Large Cap Fundamental Value
Period ended June 30, 2014
Despite several bouts of geopolitical unrest, the S&P 500 Index gained +5.2% during the second quarter and has returned +7.1% since the beginning of the year. Equity investors appeared to largely dismiss both the Russia/Ukraine and Iraq/ISIS conflicts as economically inconsequential. In fact, the VIX Index, often used as a proxy for overall investor apprehension, reached a seven-year low in mid-June. Economic activity over the past quarter was positive and seems to have invigorated investor confidence. The unemployment rate fell to a post-financial crisis low, and now stands at 6.1% compared to 10.0% in 2009. The housing market demonstrated signs of improvement, with new home sales reaching six-year highs and pending sales of existing homes reaching four-year highs. Corporate performance continues to be robust with more than 75% of S&P 500 Index companies exceeding consensus earnings estimates this quarter. In response to these developments, the Federal Open Market Committee’s official statement in mid-June struck a more optimistic tone than its late-April statement, which helped boost equity prices. With the VIX Index reaching a multi-year low, however, we would not be surprised to encounter stints of increased volatility in the near/medium term.
All sectors posted positive returns during the quarter, but dispersion between the best and worst performers was notable. The energy sector led the way, more than doubling the S&P 500 Index return. The price of crude oil rose modestly amid renewed turmoil in Iraq. Financials and consumer discretionary stocks lagged, which is slightly unusual in a positive market environment given their pro-cyclical nature.
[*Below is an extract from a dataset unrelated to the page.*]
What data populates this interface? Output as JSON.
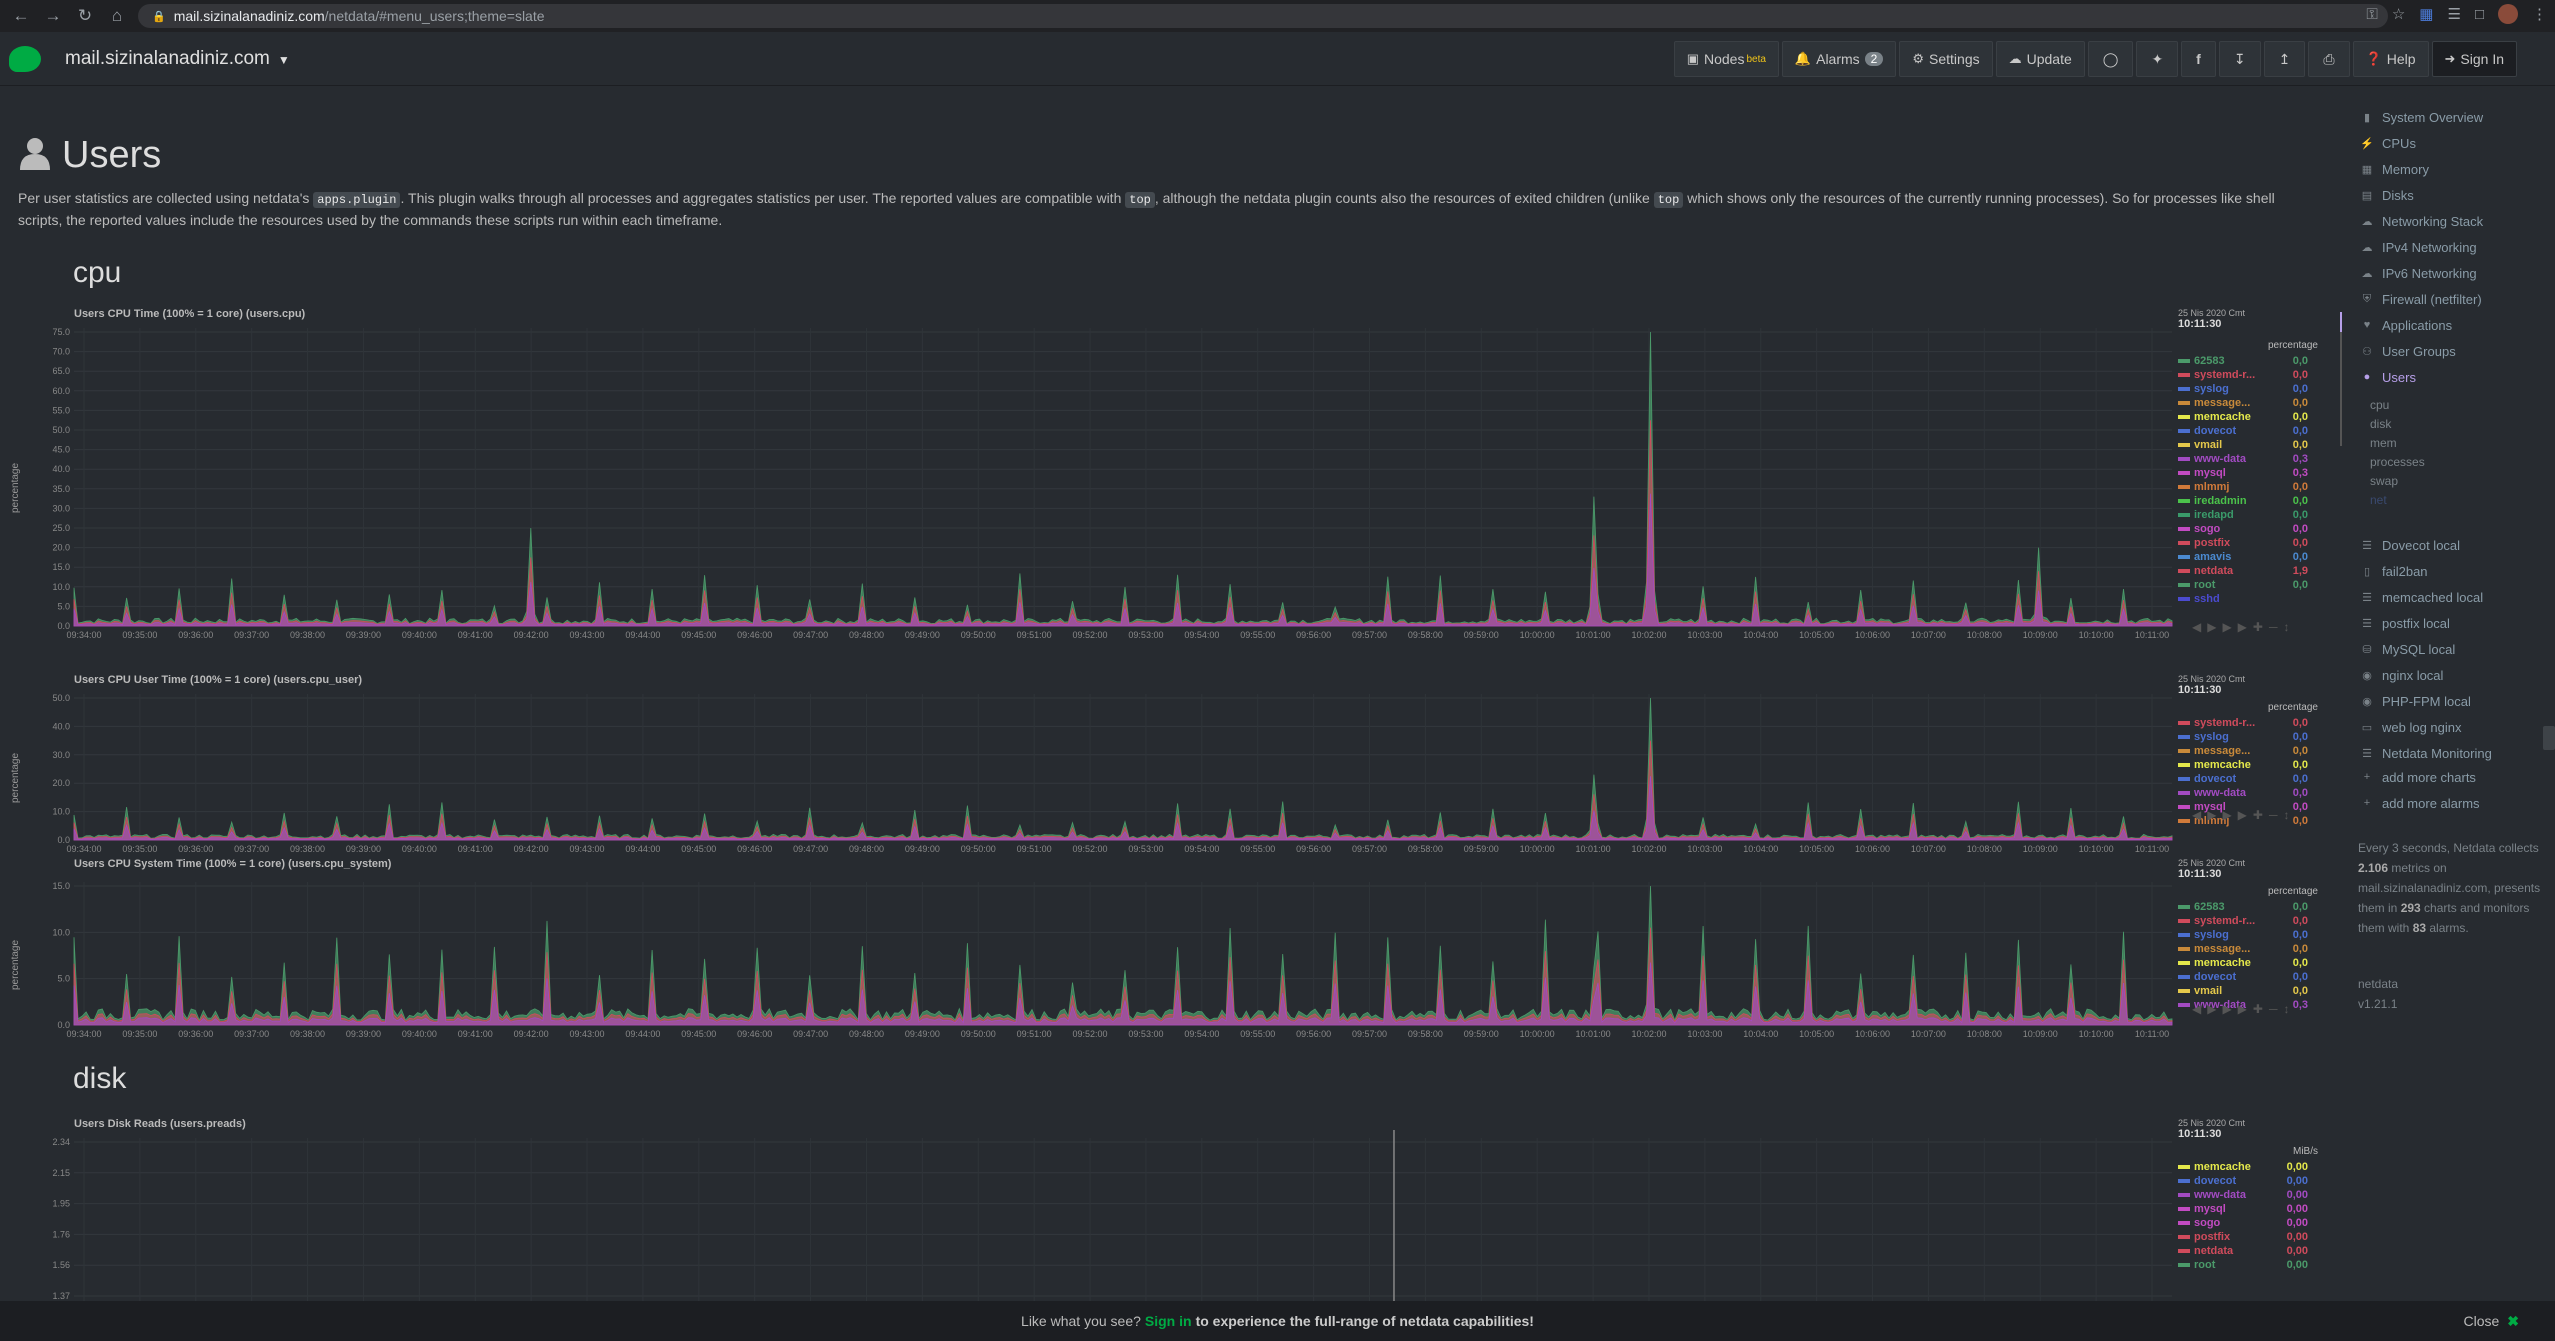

The strong economic and corporate backdrop supports higher stock prices but increased valuations have tempered our expectations. The S&P 500 Index trades at 16.7x next year’s consensus earnings estimates, which is slightly above the 25-year median (16.0x). The Index trades at 2.6x book value, which is in line with the 25-year median. The portfolio, however, trades at 11x our estimate of normal earnings and 1.5x book value, which represents a considerable discount to the market. While higher price-to-earnings levels suggest equity prices may be getting ahead of earnings, interest rates remain near historic lows and the risk premium to own equities versus bonds is still quite compelling.
ATTRIBUTION: 2Q 2014
The Hotchkis & Wiley Large Cap Fundamental Value portfolio (gross and net of management fees) underperformed the Russell 1000 Value Index during the second quarter of 2014. Stock selection in technology was the largest performance detractor for the quarter. Oracle lagged after reporting results slightly below consensus estimates, though our investment thesis remains fully intact. Stock selection in telecommunications also detracted from performance, as our lone position (Vodafone) lagged the market. Vodafone reported modest results and a disappointing outlook due to elevated capital expenditures. Vodafone, Bank of America, and Target were the largest individual performance detractors. Positive stock selection in healthcare, energy, and utilities contributed to performance during the quarter. Royal Dutch Shell, NRG Energy, and American International Group were the largest individual performance contributors.